### Exercise directions
Identify all lines in the listing that include the word "JSON", and copy them out.

::: Data records :::

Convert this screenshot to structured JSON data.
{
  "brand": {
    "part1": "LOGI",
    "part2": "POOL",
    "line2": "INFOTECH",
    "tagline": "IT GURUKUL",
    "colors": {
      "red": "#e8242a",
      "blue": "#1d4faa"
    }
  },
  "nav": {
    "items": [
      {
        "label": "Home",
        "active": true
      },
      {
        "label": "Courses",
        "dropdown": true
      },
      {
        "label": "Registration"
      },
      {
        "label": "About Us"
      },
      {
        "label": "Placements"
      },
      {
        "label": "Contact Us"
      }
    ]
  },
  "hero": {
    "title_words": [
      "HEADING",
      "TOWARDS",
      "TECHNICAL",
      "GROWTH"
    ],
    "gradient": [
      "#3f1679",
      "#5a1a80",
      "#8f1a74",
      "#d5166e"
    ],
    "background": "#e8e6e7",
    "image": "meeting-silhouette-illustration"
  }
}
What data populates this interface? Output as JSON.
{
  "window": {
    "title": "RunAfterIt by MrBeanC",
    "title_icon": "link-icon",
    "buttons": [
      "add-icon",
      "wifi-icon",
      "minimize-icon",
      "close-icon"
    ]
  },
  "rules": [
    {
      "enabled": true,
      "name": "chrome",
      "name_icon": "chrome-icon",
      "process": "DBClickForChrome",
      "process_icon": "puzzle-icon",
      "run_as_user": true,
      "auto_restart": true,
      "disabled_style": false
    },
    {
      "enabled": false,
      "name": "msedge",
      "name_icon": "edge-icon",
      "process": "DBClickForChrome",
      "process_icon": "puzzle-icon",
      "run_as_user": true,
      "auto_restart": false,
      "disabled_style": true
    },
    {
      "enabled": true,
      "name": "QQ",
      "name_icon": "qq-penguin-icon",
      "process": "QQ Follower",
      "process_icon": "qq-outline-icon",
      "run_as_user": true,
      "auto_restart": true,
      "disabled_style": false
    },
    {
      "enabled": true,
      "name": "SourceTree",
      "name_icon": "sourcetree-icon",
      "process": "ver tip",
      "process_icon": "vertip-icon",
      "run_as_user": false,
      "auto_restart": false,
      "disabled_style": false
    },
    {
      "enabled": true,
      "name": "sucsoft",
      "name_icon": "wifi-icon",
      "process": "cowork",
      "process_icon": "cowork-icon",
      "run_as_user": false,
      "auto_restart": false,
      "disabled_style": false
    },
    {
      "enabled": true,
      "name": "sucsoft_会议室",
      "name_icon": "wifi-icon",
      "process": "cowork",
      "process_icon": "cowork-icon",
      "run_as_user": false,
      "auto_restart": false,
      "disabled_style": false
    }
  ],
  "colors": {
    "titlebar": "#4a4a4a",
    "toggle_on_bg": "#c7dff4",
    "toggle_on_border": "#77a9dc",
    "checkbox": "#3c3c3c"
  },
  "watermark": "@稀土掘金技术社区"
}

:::

### Solution for this exercise
Convert this screenshot to structured JSON data.
What data populates this interface? Output as JSON.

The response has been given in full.